◆ **INSTRUCTIONS FOR THE TASK**
Lines that contain the string "expanded" are the ones to list; copy all of them from the records.
══ EXTRACTED MATERIAL ══
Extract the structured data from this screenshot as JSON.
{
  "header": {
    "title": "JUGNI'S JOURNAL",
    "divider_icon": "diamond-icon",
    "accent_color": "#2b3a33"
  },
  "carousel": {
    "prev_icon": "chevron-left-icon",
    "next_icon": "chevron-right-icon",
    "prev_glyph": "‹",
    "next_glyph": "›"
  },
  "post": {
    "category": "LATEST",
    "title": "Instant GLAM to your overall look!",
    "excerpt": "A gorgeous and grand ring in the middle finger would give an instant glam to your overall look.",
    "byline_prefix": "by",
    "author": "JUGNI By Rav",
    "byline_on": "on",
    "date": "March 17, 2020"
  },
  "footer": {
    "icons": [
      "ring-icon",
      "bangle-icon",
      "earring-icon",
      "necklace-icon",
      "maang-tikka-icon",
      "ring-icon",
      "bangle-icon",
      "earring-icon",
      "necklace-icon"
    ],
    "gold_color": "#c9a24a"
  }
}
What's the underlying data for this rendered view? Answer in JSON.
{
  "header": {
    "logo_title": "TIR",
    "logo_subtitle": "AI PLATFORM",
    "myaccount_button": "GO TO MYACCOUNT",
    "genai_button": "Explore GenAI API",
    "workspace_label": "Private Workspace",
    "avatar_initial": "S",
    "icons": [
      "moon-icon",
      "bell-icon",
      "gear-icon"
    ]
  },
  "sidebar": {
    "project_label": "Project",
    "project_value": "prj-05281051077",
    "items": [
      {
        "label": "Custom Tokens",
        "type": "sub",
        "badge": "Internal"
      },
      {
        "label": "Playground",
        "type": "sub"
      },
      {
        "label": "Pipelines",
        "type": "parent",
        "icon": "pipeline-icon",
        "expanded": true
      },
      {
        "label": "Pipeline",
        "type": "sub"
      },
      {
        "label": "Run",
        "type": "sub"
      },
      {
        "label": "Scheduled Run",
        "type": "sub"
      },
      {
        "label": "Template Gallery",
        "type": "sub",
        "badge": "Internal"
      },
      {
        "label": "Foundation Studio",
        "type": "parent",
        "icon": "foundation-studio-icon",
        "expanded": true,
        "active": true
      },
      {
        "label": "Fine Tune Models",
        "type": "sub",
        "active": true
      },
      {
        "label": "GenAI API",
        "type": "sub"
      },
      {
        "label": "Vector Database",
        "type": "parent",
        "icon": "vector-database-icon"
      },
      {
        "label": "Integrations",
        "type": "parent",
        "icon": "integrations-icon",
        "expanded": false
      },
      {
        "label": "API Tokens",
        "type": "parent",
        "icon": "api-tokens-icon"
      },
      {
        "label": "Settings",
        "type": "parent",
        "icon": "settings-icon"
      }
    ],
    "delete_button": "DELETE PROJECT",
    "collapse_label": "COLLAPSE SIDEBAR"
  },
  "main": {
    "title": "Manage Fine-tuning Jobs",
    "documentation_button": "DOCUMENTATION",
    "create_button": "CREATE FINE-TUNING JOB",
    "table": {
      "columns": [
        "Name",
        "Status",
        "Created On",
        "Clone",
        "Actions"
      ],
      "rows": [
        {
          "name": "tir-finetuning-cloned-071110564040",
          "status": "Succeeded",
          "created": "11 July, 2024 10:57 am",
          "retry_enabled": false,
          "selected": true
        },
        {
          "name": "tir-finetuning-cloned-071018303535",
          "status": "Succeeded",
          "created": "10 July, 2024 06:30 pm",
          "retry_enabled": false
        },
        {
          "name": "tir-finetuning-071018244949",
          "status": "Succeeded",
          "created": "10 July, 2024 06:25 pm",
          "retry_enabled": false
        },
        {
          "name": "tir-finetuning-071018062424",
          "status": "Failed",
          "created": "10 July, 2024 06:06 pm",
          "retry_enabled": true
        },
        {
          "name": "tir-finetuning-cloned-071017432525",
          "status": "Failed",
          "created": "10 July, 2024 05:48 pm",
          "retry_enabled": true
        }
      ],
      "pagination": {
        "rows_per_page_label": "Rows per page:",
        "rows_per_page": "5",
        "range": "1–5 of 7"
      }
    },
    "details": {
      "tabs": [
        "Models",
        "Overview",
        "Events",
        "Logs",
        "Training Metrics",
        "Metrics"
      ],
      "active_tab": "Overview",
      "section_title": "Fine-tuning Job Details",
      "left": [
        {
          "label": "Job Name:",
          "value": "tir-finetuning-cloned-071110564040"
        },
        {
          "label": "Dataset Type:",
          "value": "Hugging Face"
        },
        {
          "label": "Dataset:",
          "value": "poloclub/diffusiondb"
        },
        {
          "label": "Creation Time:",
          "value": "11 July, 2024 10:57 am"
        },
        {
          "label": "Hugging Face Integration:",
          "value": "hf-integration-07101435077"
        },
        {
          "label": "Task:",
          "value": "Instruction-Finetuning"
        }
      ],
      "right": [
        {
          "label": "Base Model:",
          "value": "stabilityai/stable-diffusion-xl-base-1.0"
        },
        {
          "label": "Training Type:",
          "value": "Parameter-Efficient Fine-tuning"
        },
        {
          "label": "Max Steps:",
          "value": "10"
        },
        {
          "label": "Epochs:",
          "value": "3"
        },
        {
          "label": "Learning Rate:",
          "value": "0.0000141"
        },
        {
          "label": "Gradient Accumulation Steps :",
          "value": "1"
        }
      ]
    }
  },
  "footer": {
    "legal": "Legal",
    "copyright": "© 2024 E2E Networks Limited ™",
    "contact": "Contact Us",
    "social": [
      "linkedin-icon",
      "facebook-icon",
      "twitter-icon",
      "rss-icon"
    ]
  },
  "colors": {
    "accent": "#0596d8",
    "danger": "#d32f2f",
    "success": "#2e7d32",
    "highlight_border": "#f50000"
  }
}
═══
◆ **TASK SOLUTION**
        "expanded": true
        "expanded": true,
        "expanded": false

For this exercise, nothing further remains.